Retreat (n)-a period of group withdrawal for prayer, meditation and study.
Once a year I and some like minded friends gather deep in the woods of north Alabama for a Spiritual retreat. It takes place at a beautiful camp belonging to a religious denomination in possession of a great deal more certainty than we ragtag band of spiritual vagabonds. The woods and even the very walls of the buildings seem to radiate with the patina of decades of spiritual pursuit.
As we turn into the drive the world begins to fall away. Our worries, our hopes, our struggles get out of the car and step away. They will be waiting for us as we go out on Sunday, but they will seem smaller somehow and harder to see. But for now, we are lighter by the minute.
We drop our bags and head into the woods. Soon there are no man-made sounds save the crunch of leaves under our feet. We follow the music of the wind in the trees and the songs of birds. We descend into a canyon and stand for a time in silence surrounded by boulders left there by glaciers. It has been a dry summer and a small creek barely trickles into a pool made in the rock with a few minnows swimming lethargically.
We hike back out and the rest of our friends are there, some we saw last week, some not since last year. There are hugs, laughter and a dozen conversations at once. We eat, we laugh, we study, we meditate. There are moments of connection, big and small, as we walk the trails or rock on the porch.
I lay down for a nap on Saturday, but there is a serious card game going on in the other room. I am pulled back to consciousness by the sound of my friends’ laughter. I open my eyes in the twilight and inside I am perfectly still.
On Sunday we load our cars, hug our hugs, our minds already beginning to think of the things we left at the entrance. But we go back to our lives more peaceful versions of ourselves.

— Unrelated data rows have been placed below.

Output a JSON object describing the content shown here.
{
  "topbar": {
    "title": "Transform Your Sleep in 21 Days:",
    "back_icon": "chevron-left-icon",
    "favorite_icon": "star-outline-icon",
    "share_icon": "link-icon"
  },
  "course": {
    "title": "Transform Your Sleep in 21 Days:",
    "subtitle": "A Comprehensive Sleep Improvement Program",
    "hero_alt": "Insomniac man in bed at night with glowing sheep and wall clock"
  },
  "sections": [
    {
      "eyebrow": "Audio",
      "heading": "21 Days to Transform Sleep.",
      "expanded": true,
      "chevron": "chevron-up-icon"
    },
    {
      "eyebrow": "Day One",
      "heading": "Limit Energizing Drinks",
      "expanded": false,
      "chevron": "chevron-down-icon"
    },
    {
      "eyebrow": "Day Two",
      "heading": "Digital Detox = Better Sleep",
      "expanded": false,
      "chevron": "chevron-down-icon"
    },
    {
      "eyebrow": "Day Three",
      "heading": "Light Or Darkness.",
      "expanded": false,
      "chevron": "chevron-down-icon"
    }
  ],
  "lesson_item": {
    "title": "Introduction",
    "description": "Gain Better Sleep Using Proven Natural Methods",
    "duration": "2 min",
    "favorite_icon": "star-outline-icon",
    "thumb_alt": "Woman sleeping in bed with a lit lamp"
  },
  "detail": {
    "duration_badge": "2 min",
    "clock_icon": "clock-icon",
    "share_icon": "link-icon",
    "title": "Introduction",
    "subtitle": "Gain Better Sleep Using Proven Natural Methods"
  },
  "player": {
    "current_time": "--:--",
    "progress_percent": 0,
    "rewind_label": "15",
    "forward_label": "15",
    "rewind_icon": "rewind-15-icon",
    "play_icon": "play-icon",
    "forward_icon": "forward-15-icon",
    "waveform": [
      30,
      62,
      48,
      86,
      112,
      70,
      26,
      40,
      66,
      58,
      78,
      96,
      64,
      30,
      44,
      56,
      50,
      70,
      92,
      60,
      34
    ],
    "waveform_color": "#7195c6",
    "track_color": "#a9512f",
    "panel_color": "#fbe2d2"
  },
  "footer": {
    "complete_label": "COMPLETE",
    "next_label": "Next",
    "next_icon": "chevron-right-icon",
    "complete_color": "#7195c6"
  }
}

My mind goes back to the canyon. As we stood in that place as old as time, my friend bent down and gently brushed away a clump of leaves. And what had been a trickle of clear water became a gush and flowed over the rocks into the little pool. The minnows began to swim around, their tails moving faster and faster on the rising tide of hope.